A housing boss has promised to sort out the problems on the Rayners Lane Estate - a full six months after tenants officially complained.
The Harrow Observer has previously reported on the residents of Harrow's largest affordable housing estate fuming about terrible living conditions.
Complaints include cramped accommodation, the shoddy condition of old and new properties, and the four-year delay in the £100m estate rebuilding programme.
Tenants wrote to housing company Home in October 2007 with their concerns but nothing was done. Now Gareth Thomas, Labour MP for Harrow West, has met Tracey Lees, managing director of Home (South), and the housing association has pledged to act.
Mrs Lees said: "We were able to discuss many of the issues that have been reported in the local press, specifically the delays in our regeneration programme and concerns about the conditions of some existing homes.
"My staff are currently working with our contractors InSpace, architects and the London Borough of Harrow to do all we can to accelerate the rate at which we can build new homes.
"The condition of the existing homes at Rayners Lane has deteriorated at a more rapid rate than we envisaged and we have recently carried out a survey of the existing homes so that we can identify any repairs work that may be required."
But tenants are sceptical, even after the promises made by the housing association to Mr Thomas at the end of last month.
Margaret Opare, chairwoman of Rayners Lane Estate Tenants' and Residents' Association, said: "Tracey Lees' comments are far removed from reality.

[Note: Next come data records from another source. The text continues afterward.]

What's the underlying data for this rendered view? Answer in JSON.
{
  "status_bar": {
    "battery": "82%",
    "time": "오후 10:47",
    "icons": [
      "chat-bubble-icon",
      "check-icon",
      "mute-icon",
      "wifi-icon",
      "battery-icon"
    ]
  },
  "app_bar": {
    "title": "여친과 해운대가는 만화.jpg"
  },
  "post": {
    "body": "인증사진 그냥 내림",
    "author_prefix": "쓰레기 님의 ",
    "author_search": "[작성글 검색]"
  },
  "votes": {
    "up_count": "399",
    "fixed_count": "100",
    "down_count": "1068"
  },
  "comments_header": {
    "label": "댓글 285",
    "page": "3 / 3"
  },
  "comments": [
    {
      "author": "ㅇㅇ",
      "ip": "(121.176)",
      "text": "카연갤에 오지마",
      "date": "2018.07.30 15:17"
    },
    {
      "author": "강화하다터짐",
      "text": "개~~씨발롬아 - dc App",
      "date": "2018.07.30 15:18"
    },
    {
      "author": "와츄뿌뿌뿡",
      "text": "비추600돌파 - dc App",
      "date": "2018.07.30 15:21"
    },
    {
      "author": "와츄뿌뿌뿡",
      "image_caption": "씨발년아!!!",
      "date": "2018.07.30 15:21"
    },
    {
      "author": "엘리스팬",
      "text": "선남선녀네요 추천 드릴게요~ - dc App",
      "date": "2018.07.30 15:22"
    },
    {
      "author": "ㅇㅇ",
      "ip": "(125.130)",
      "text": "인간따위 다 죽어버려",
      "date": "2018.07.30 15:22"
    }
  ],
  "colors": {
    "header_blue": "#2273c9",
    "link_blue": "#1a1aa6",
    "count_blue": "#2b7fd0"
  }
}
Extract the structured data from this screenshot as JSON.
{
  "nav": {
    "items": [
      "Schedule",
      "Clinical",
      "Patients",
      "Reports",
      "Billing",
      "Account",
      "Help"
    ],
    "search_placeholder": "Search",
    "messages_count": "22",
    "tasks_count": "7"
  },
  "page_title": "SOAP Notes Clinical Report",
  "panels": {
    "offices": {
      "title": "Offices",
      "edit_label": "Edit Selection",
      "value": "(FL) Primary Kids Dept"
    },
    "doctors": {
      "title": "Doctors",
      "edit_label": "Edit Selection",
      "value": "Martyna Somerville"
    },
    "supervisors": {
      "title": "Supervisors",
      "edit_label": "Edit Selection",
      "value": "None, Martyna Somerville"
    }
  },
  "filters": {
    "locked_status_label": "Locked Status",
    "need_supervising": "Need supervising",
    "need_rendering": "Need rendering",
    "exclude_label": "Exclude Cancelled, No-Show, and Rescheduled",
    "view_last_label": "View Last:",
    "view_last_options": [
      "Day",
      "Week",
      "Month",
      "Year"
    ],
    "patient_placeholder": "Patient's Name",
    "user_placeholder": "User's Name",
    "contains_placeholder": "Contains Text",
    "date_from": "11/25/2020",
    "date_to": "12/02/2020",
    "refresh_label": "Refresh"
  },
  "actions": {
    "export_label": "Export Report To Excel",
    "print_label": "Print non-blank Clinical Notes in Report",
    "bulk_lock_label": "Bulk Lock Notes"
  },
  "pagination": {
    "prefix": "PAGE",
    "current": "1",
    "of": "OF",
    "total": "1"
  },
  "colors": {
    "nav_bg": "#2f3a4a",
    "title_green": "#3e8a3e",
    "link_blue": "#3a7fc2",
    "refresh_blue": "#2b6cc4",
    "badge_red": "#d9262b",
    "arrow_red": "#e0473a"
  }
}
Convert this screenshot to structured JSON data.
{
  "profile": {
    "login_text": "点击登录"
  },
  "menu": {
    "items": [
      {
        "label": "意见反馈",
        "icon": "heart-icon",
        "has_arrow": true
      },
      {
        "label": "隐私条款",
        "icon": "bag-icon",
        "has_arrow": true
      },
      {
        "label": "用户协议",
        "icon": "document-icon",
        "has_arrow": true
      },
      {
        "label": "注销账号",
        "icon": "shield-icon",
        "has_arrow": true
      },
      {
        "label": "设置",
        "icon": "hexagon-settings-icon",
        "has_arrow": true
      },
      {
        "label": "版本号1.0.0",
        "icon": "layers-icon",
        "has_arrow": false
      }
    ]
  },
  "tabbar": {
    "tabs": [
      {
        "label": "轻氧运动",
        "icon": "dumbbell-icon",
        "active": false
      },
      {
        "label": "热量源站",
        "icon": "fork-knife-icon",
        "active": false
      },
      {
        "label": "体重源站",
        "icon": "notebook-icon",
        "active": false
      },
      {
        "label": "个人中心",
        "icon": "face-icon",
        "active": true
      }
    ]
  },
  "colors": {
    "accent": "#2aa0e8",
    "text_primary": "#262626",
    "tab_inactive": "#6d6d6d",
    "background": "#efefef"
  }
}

When tenants and residents complain to Home, they do not do anything.
"During meetings, they would promise to fix things but it's all promises and nothing has been done at all.
"Everybody is angry and discontented with the services they are providing. All we want is for Home to listen, respect people and do their jobs well."
Councillor Chris Noyce (Lib Dem), who represented the estate's residents for 16 years and oversaw the transfer of their tenancies from the council to Home in 2002, said: "It was clear that Home won the tender to become the landlord on the basis of very clear promises.
"Six years on, the perception is that they have defaulted on those promises.
"It's the duty of Home to live up to those promises and deliver the new homes."